* **TASK INPUT**:
——————

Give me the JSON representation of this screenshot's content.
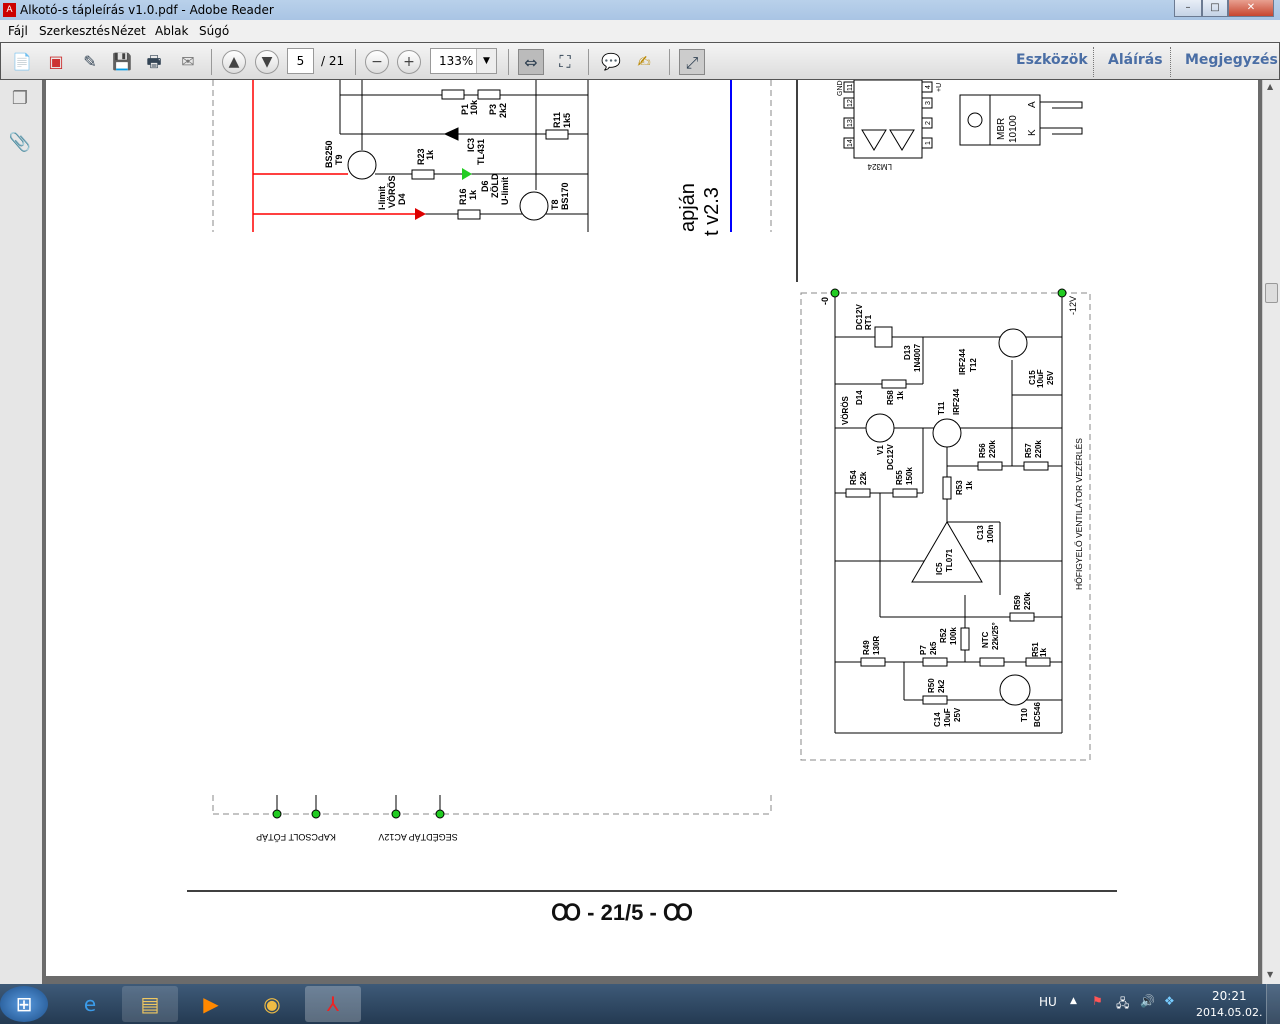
{
  "window": {
    "title": "Alkotó-s tápleírás v1.0.pdf - Adobe Reader",
    "controls": {
      "minimize": "–",
      "maximize": "□",
      "close": "✕"
    }
  },
  "menu": [
    "Fájl",
    "Szerkesztés",
    "Nézet",
    "Ablak",
    "Súgó"
  ],
  "toolbar": {
    "page_current": "5",
    "page_total": "/ 21",
    "zoom": "133%",
    "right_links": [
      "Eszközök",
      "Aláírás",
      "Megjegyzés"
    ]
  },
  "document": {
    "footer_page": "- 21/5 -",
    "footer_ornament": "Ꝏ",
    "left_schematic_labels": [
      "P1",
      "10k",
      "P3",
      "2k2",
      "R11",
      "1k5",
      "IC3",
      "TL431",
      "BS250",
      "T9",
      "R23",
      "1k",
      "D6",
      "ZÖLD",
      "U-limit",
      "I-limit",
      "VÖRÖS",
      "D4",
      "R16",
      "1k",
      "T8",
      "BS170",
      "apján",
      "t v2.3"
    ],
    "chip_labels": {
      "lm324": "LM324",
      "pins": [
        "11",
        "12",
        "13",
        "14",
        "4",
        "3",
        "2",
        "1"
      ],
      "gnd": "GND",
      "vplus": "+U",
      "mbr": "MBR",
      "mbr_num": "10100",
      "anode": "A",
      "cathode": "K"
    },
    "fan_schematic_labels": {
      "rail_left": "-0",
      "rail_right": "-12V",
      "title": "HŐFIGYELŐ VENTILÁTOR VEZÉRLÉS",
      "parts": [
        "DC12V",
        "RT1",
        "D13",
        "1N4007",
        "VÖRÖS",
        "D14",
        "R58",
        "1k",
        "IRF244",
        "T12",
        "C15",
        "10uF",
        "25V",
        "V1",
        "DC12V",
        "T11",
        "IRF244",
        "R56",
        "220k",
        "R57",
        "220k",
        "R54",
        "22k",
        "R55",
        "150k",
        "R53",
        "1k",
        "C13",
        "100n",
        "IC5",
        "TL071",
        "R59",
        "220k",
        "R52",
        "100k",
        "NTC",
        "22k/25°",
        "R49",
        "130R",
        "P7",
        "2k5",
        "R51",
        "1k",
        "R50",
        "2k2",
        "C14",
        "10uF",
        "25V",
        "T10",
        "BC546"
      ]
    },
    "connector_labels": {
      "main": "KAPCSOLT FŐTÁP",
      "aux": "SEGÉDTÁP AC12V"
    }
  },
  "taskbar": {
    "lang": "HU",
    "time": "20:21",
    "date": "2014.05.02."
  },
  "colors": {
    "wire": "#000000",
    "red_wire": "#ff0000",
    "blue_line": "#0000ff",
    "terminal": "#22cc22",
    "link": "#4a6ea5"
  }
}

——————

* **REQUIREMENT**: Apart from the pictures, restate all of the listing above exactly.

* **EXERCISE SOLUTION**:
Give me the JSON representation of this screenshot's content.
{
  "window": {
    "title": "Alkotó-s tápleírás v1.0.pdf - Adobe Reader",
    "controls": {
      "minimize": "–",
      "maximize": "□",
      "close": "✕"
    }
  },
  "menu": [
    "Fájl",
    "Szerkesztés",
    "Nézet",
    "Ablak",
    "Súgó"
  ],
  "toolbar": {
    "page_current": "5",
    "page_total": "/ 21",
    "zoom": "133%",
    "right_links": [
      "Eszközök",
      "Aláírás",
      "Megjegyzés"
    ]
  },
  "document": {
    "footer_page": "- 21/5 -",
    "footer_ornament": "Ꝏ",
    "left_schematic_labels": [
      "P1",
      "10k",
      "P3",
      "2k2",
      "R11",
      "1k5",
      "IC3",
      "TL431",
      "BS250",
      "T9",
      "R23",
      "1k",
      "D6",
      "ZÖLD",
      "U-limit",
      "I-limit",
      "VÖRÖS",
      "D4",
      "R16",
      "1k",
      "T8",
      "BS170",
      "apján",
      "t v2.3"
    ],
    "chip_labels": {
      "lm324": "LM324",
      "pins": [
        "11",
        "12",
        "13",
        "14",
        "4",
        "3",
        "2",
        "1"
      ],
      "gnd": "GND",
      "vplus": "+U",
      "mbr": "MBR",
      "mbr_num": "10100",
      "anode": "A",
      "cathode": "K"
    },
    "fan_schematic_labels": {
      "rail_left": "-0",
      "rail_right": "-12V",
      "title": "HŐFIGYELŐ VENTILÁTOR VEZÉRLÉS",
      "parts": [
        "DC12V",
        "RT1",
        "D13",
        "1N4007",
        "VÖRÖS",
        "D14",
        "R58",
        "1k",
        "IRF244",
        "T12",
        "C15",
        "10uF",
        "25V",
        "V1",
        "DC12V",
        "T11",
        "IRF244",
        "R56",
        "220k",
        "R57",
        "220k",
        "R54",
        "22k",
        "R55",
        "150k",
        "R53",
        "1k",
        "C13",
        "100n",
        "IC5",
        "TL071",
        "R59",
        "220k",
        "R52",
        "100k",
        "NTC",
        "22k/25°",
        "R49",
        "130R",
        "P7",
        "2k5",
        "R51",
        "1k",
        "R50",
        "2k2",
        "C14",
        "10uF",
        "25V",
        "T10",
        "BC546"
      ]
    },
    "connector_labels": {
      "main": "KAPCSOLT FŐTÁP",
      "aux": "SEGÉDTÁP AC12V"
    }
  },
  "taskbar": {
    "lang": "HU",
    "time": "20:21",
    "date": "2014.05.02."
  },
  "colors": {
    "wire": "#000000",
    "red_wire": "#ff0000",
    "blue_line": "#0000ff",
    "terminal": "#22cc22",
    "link": "#4a6ea5"
  }
}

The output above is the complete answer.